The Rutgers University Debate Union (RUDU) competes in the American parliamentary style as conducted on the American Parliamentary Debate Association (APDA) circuit, the elite league of intercollegiate parliamentary debate in the United States.
Two teams of two individuals each compete in American parliamentary debate. One will be designated as Government (Gov) and the other as Opposition (Opp). The Gov is responsible for presenting a case that advocates a change in position, policy, or action. It must be fair to both sides of the debate and involve information that is widely accessible and comprehensible to the average well-informed college student. The Opp is then responsible for opposing the proposal or presenting a counter-case.
The Gov speakers are known as the Prime Minister (PM) and Member of the Government (MG). The Opp speakers are the Leader of the Opposition (LO) and Member of the Opposition (MO).
Each round of debate consists of six speeches:
Prime Minister Constructive (PMC): 7 minutes
Leader of Opposition Constructive (LOC): 8 minutes
Member of Government Constructive (MGC): 8 minutes
Member of Opposition Constructive (MOC): 8 minutes
Leader of Opposition Rebuttal (LOR): 4 minutes
Prime Minister Rebuttal (PMR): 5 minutes
Each speech carries an additional 30-second grace period for speakers to conclude their remarks.
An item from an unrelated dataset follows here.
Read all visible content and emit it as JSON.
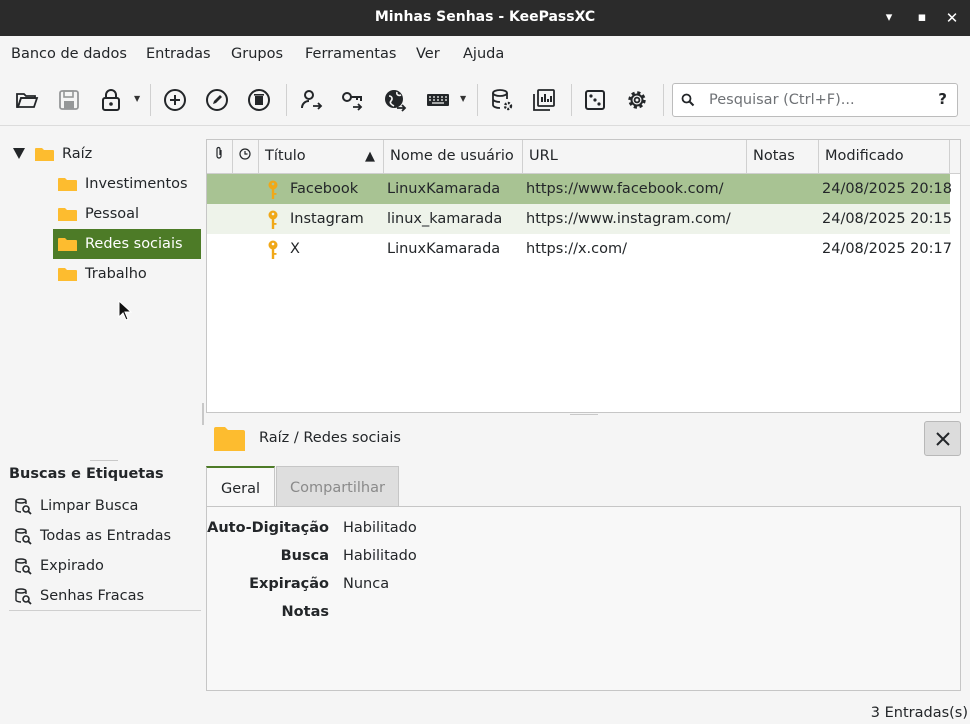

During Constructives, new material may be presented, but it is disallowed in the Rebuttals (with the exception of new responses in PMR to new points raised in the MOC, as Gov has not yet had a chance to respond to such arguments). During Constructives, Points of Information (PoI’s), or questions, may be raised by the team not speaking after the first minute and before the last minute of each speech. They may be accepted or rejected at will by the speaker, though they are expected to be taken at least once or twice per speech.
Each competitive round is judged by at least one person, known as “Mr. Speaker” or “Madam Speaker” for the purposes of parliamentary address. Each tournament consists of five (or more) preliminary rounds of debate, during which time each team will be Gov thrice and Opp twice or vice versa. The best performing teams, as determined by wins and then speaker points, will advance to elimination rounds, usually an eight-team quarterfinal that resolves in single-elimination to a Grand Final that determines the Tournament Champion. National rankings comprise the tournament results of all tournaments, building to the National Championship at the conclusion of each academic year. Competitors in the Championship must qualify by earning a certain number of points across the year’s tournaments.
Cases presented by Gov teams may be about any topic that is fair and accessible, including politics, law, economics, history, religion, philosophy, pop culture, sports, or personal decisions. Cases may be “opp-choice”, presenting two possible sides to be argued and allowing the Opp to choose which side they prefer to defend. These cases are strongly encouraged on RUDU, for both their peerless fairness and the strategic advantage of preparing both sides of a debate topic to anticipate all possible counter-arguments. Cases may also be “time-space”, placing the judge in the role of particular actor in present day or historical times and making all arguments as though to that given individual. These cases rely heavily on the perspective of said actor and can be some of the most fun and immersive in parliamentary debate.
For more information, visit apdaweb.org, the official website of the American Parliamentary Debate Association.